Sow Florence fennel seeds indoors in pots or modules. They need a minimum temperature of 15ºC (59ºF) in order to germinate.

Sow Florence fennel seeds indoors in pots or modules. They need a minimum temperature of 15ºC (59ºF) in order to germinate.

Strawberries

Plant out ready-bought, cold-stored runners, as soon as they become available; they will crop in their first year.

Aubergines, chillies, and peppers

These are all summer fruiting vegetables that originate in hot climates and therefore need as long to ripen as possible.
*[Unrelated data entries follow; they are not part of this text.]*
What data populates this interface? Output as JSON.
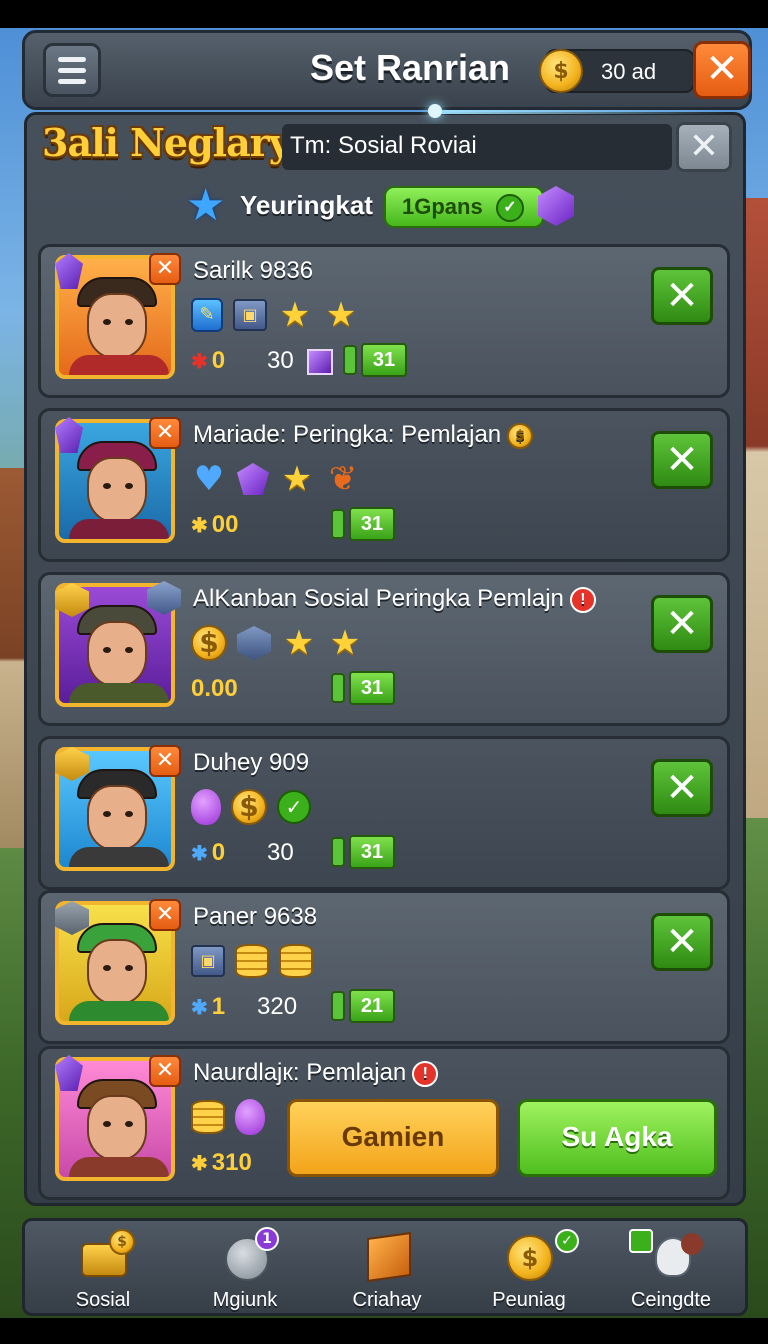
{
  "header": {
    "title": "Set Ranrian",
    "currency_value": "30 ad",
    "close_symbol": "✕"
  },
  "logo_text": "3ali Neglary",
  "search": {
    "value": "Tm: Sosial Roviai",
    "close_symbol": "✕"
  },
  "rank": {
    "label": "Yeuringkat",
    "pill": "1Gpans"
  },
  "players": [
    {
      "name": "Sarilk 9836",
      "stat_a": "0",
      "stat_a_icon": "✱",
      "stat_b": "30",
      "count": "31",
      "has_purple_sq": true,
      "theme": "orange"
    },
    {
      "name": "Mariade: Peringka: Pemlajan",
      "stat_a": "00",
      "stat_a_icon": "✱",
      "stat_b": "",
      "count": "31",
      "has_purple_sq": false,
      "theme": "maroon"
    },
    {
      "name": "AlKanban Sosial Peringka Pemlajn",
      "stat_a": "0.00",
      "stat_a_icon": "",
      "stat_b": "",
      "count": "31",
      "has_purple_sq": false,
      "theme": "purple"
    },
    {
      "name": "Duhey 909",
      "stat_a": "0",
      "stat_a_icon": "✱",
      "stat_b": "30",
      "count": "31",
      "has_purple_sq": false,
      "theme": "blue"
    },
    {
      "name": "Paner 9638",
      "stat_a": "1",
      "stat_a_icon": "✱",
      "stat_b": "320",
      "count": "21",
      "has_purple_sq": false,
      "theme": "yellow"
    },
    {
      "name": "Naurdlajк: Pemlajan",
      "stat_a": "310",
      "stat_a_icon": "✱",
      "stat_b": "",
      "count": "",
      "has_purple_sq": false,
      "theme": "pink"
    }
  ],
  "badges": {
    "alert": "!",
    "coin": "$"
  },
  "accept_symbol": "✕",
  "actions": {
    "orange_button": "Gamien",
    "green_button": "Su Agka"
  },
  "nav": [
    {
      "label": "Sosial",
      "badge": ""
    },
    {
      "label": "Mgiunk",
      "badge": "1"
    },
    {
      "label": "Criahay",
      "badge": ""
    },
    {
      "label": "Peuniag",
      "badge": ""
    },
    {
      "label": "Ceingdte",
      "badge": ""
    }
  ]
}
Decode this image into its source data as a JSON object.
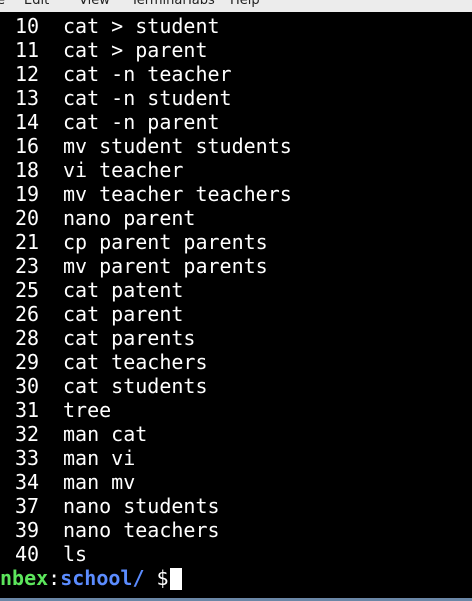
{
  "menubar": {
    "items": [
      "e",
      "Edit",
      "View",
      "Terminal",
      "Tabs",
      "Help"
    ]
  },
  "history": [
    {
      "num": "10",
      "cmd": "cat > student"
    },
    {
      "num": "11",
      "cmd": "cat > parent"
    },
    {
      "num": "12",
      "cmd": "cat -n teacher"
    },
    {
      "num": "13",
      "cmd": "cat -n student"
    },
    {
      "num": "14",
      "cmd": "cat -n parent"
    },
    {
      "num": "16",
      "cmd": "mv student students"
    },
    {
      "num": "18",
      "cmd": "vi teacher"
    },
    {
      "num": "19",
      "cmd": "mv teacher teachers"
    },
    {
      "num": "20",
      "cmd": "nano parent"
    },
    {
      "num": "21",
      "cmd": "cp parent parents"
    },
    {
      "num": "23",
      "cmd": "mv parent parents"
    },
    {
      "num": "25",
      "cmd": "cat patent"
    },
    {
      "num": "26",
      "cmd": "cat parent"
    },
    {
      "num": "28",
      "cmd": "cat parents"
    },
    {
      "num": "29",
      "cmd": "cat teachers"
    },
    {
      "num": "30",
      "cmd": "cat students"
    },
    {
      "num": "31",
      "cmd": "tree"
    },
    {
      "num": "32",
      "cmd": "man cat"
    },
    {
      "num": "33",
      "cmd": "man vi"
    },
    {
      "num": "34",
      "cmd": "man mv"
    },
    {
      "num": "37",
      "cmd": "nano students"
    },
    {
      "num": "39",
      "cmd": "nano teachers"
    },
    {
      "num": "40",
      "cmd": "ls"
    }
  ],
  "prompt": {
    "host": "nbex",
    "separator": ":",
    "path": "school/",
    "symbol": " $ "
  },
  "colors": {
    "background": "#000000",
    "text": "#ffffff",
    "host": "#5ce65c",
    "path": "#5b8cff"
  }
}
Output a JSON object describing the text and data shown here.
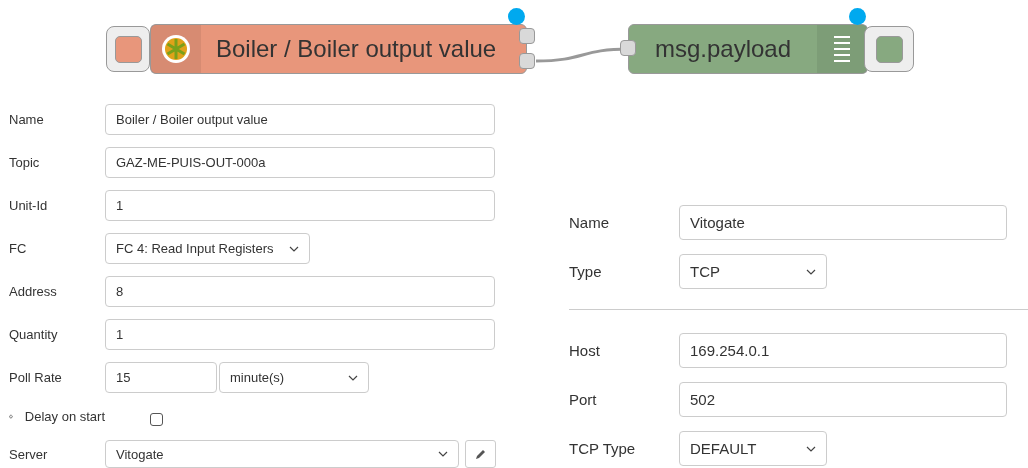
{
  "flow": {
    "nodes": [
      {
        "kind": "modbus-read",
        "label": "Boiler / Boiler output value",
        "color": "#e8967b",
        "changed": true
      },
      {
        "kind": "debug",
        "label": "msg.payload",
        "color": "#87a980",
        "changed": true
      }
    ]
  },
  "node_form": {
    "fields": [
      {
        "kind": "text",
        "label": "Name",
        "value": "Boiler / Boiler output value"
      },
      {
        "kind": "text",
        "label": "Topic",
        "value": "GAZ-ME-PUIS-OUT-000a"
      },
      {
        "kind": "text",
        "label": "Unit-Id",
        "value": "1"
      },
      {
        "kind": "select",
        "label": "FC",
        "value": "FC 4: Read Input Registers"
      },
      {
        "kind": "text",
        "label": "Address",
        "value": "8"
      },
      {
        "kind": "text",
        "label": "Quantity",
        "value": "1"
      },
      {
        "kind": "rate",
        "label": "Poll Rate",
        "value": "15",
        "unit": "minute(s)"
      },
      {
        "kind": "checkbox",
        "label": "Delay on start",
        "checked": false
      },
      {
        "kind": "server",
        "label": "Server",
        "value": "Vitogate"
      }
    ]
  },
  "server_form": {
    "sections": [
      [
        {
          "kind": "text",
          "label": "Name",
          "value": "Vitogate"
        },
        {
          "kind": "select",
          "label": "Type",
          "value": "TCP"
        }
      ],
      [
        {
          "kind": "text",
          "label": "Host",
          "value": "169.254.0.1"
        },
        {
          "kind": "text",
          "label": "Port",
          "value": "502"
        },
        {
          "kind": "select",
          "label": "TCP Type",
          "value": "DEFAULT"
        }
      ]
    ]
  }
}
Get ahead by sowing seeds indoors this month.

Tomatoes and cucumbers

Plants eventually intended for growing outdoors can be started off from seeds sown indoors at the end of the month – but no earlier or they’ll get too large and become pot-bound before it’s warm enough to plant them out in late May or June.
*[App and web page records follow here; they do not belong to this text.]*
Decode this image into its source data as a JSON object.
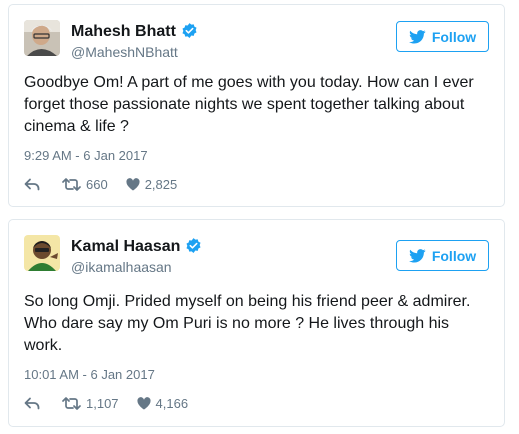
{
  "tweets": [
    {
      "name": "Mahesh Bhatt",
      "handle": "@MaheshNBhatt",
      "follow_label": "Follow",
      "text": "Goodbye Om! A part of me goes with you today. How can I ever forget those passionate nights we spent together talking about cinema & life ?",
      "timestamp": "9:29 AM - 6 Jan 2017",
      "retweets": "660",
      "likes": "2,825"
    },
    {
      "name": "Kamal Haasan",
      "handle": "@ikamalhaasan",
      "follow_label": "Follow",
      "text": "So long Omji. Prided myself on being his friend peer & admirer. Who dare say my Om Puri is no more ? He lives through his work.",
      "timestamp": "10:01 AM - 6 Jan 2017",
      "retweets": "1,107",
      "likes": "4,166"
    }
  ],
  "colors": {
    "accent": "#1da1f2",
    "secondary_text": "#657786",
    "border": "#e1e8ed"
  },
  "icons": [
    "twitter-bird-icon",
    "verified-badge-icon",
    "reply-icon",
    "retweet-icon",
    "like-icon"
  ]
}
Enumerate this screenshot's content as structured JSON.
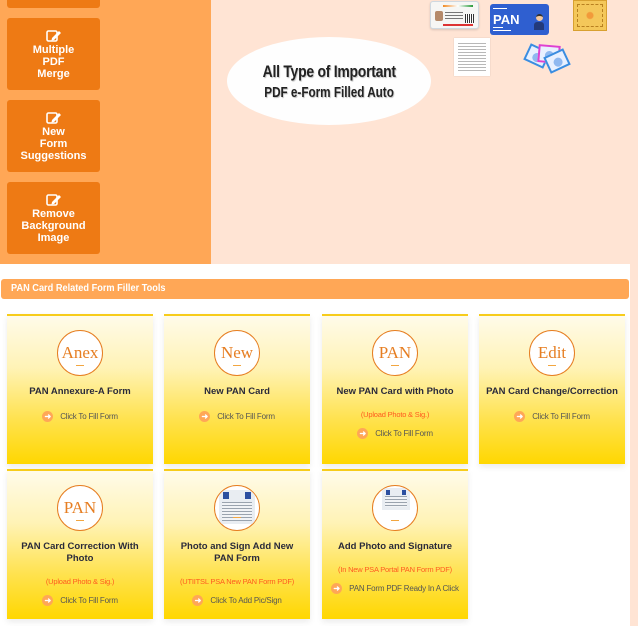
{
  "sidebar": {
    "buttons": [
      {
        "label": "Multiple\nPDF\nMerge",
        "icon": "edit-icon"
      },
      {
        "label": "New\nForm\nSuggestions",
        "icon": "edit-icon"
      },
      {
        "label": "Remove\nBackground\nImage",
        "icon": "edit-icon"
      }
    ]
  },
  "banner": {
    "line1": "All Type of Important",
    "line2": "PDF e-Form Filled Auto",
    "pan_card_label": "PAN"
  },
  "section": {
    "title": "PAN Card Related Form Filler Tools",
    "cards": [
      {
        "badge": "Anex",
        "title": "PAN Annexure-A Form",
        "subtitle": "",
        "link": "Click To Fill Form"
      },
      {
        "badge": "New",
        "title": "New PAN Card",
        "subtitle": "",
        "link": "Click To Fill Form"
      },
      {
        "badge": "PAN",
        "title": "New PAN Card with Photo",
        "subtitle": "(Upload Photo & Sig.)",
        "link": "Click To Fill Form"
      },
      {
        "badge": "Edit",
        "title": "PAN Card Change/Correction",
        "subtitle": "",
        "link": "Click To Fill Form"
      },
      {
        "badge": "PAN",
        "title": "PAN Card Correction With Photo",
        "subtitle": "(Upload Photo & Sig.)",
        "link": "Click To Fill Form"
      },
      {
        "badge": "",
        "title": "Photo and Sign Add New PAN Form",
        "subtitle": "(UTIITSL PSA New PAN Form PDF)",
        "link": "Click To Add Pic/Sign"
      },
      {
        "badge": "",
        "title": "Add Photo and Signature",
        "subtitle": "(In New PSA Portal PAN Form PDF)",
        "link": "PAN Form PDF Ready In A Click"
      }
    ]
  },
  "colors": {
    "sidebar_bg": "#ffa756",
    "sidebar_button": "#ee7a14",
    "banner_bg": "#ffe4d4",
    "card_gradient_end": "#ffd700",
    "accent_orange": "#e67e22",
    "subtitle_red": "#ff5a1f"
  }
}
Oriental mustards

Mustards are easy plants to grow and young leaves sown now will be ready to harvest as a cut-and-come-again salad crop in about four to five weeks’ time.

SOW

 

Indoors

Aubergines

Brussels sprouts

Cabbages

Celeriac

Celery

Chillies and peppers

Cucumbers

Florence fennel

Globe artichokes

Kohl rabi

Lettuces

Sprouting broccoli

Sweet potatoes

Tomatoes

 

Outdoors under cover

Beetroot

Carrots

Cucumbers

Lettuces

Oriental leaves

Radishes

Rocket

Salad leaves

Turnips

 

Outdoors

Broad beans

Cabbages

Calabrese

Leeks

Lettuces

Onions

Parsnips

Peas

Spinach

Spring onions

Sprouting broccoli

 

 

PLANT

 

Vegetables

Asparagus

Broad beans

Cauliflower

Garlic

Jerusalem artichokes

Onion sets

Peas

Potatoes

Rhubarb

Shallots

Spinach

 

Fruit

Apple and pear trees

Blackberries

Cranberries

Gooseberries and currants

Grape vines

Raspberries

Strawberries

 

 

 

 

 

Text and photographs copyright © 2010 Alan Buckingham.

 

Allotment month by month by Alan Buckingham, front cover thumbnail Allotment Month by Month
(Dorling Kindersley, 2009)
Grow Vegetables by Alan Buckingham, front cover thumbnail Grow Vegetables
(Dorling Kindersley, 2007)
Grow Fruit by Alan Buckingham, front cover thumbnail Grow Fruit
(Dorling Kindersley, 2010)